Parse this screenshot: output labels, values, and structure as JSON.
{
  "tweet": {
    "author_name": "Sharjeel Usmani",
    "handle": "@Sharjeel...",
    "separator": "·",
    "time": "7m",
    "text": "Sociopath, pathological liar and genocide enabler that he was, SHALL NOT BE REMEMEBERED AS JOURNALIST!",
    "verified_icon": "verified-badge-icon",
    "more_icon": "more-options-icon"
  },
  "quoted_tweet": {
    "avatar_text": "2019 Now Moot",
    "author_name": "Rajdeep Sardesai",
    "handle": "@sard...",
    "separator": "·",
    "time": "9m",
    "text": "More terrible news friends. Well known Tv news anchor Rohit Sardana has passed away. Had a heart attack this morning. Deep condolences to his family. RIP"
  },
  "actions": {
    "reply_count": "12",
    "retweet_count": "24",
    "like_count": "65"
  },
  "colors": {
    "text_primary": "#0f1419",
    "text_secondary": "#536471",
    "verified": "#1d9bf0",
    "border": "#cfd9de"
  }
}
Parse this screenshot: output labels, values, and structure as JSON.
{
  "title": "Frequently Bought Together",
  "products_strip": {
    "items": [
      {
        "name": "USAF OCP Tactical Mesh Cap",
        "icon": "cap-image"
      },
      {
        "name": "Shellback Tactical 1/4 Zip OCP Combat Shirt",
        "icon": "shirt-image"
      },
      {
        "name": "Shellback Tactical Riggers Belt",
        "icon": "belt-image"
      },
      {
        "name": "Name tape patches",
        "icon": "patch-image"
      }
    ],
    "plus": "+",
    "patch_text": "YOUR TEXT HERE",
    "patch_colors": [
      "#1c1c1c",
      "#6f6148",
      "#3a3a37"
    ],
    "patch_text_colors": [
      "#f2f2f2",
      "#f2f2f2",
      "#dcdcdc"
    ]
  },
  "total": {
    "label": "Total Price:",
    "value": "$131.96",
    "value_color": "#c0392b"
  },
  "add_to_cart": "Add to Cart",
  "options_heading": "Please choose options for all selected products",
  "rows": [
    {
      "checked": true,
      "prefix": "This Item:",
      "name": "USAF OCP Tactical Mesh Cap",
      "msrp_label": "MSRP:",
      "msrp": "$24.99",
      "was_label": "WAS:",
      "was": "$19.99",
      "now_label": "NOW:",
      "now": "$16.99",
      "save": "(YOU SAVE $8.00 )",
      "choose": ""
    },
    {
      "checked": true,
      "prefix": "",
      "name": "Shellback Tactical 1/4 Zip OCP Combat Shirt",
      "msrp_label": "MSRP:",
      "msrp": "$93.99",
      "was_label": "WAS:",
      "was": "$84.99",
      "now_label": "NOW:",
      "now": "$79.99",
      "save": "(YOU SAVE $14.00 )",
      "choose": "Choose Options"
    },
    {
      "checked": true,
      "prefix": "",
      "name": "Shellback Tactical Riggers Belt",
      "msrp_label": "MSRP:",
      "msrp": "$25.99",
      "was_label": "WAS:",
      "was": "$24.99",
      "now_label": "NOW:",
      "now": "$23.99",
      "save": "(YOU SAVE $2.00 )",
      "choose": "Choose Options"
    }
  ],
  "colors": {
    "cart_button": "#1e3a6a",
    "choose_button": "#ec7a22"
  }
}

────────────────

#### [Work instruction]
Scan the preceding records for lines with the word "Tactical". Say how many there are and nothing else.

#### [The completed task]
6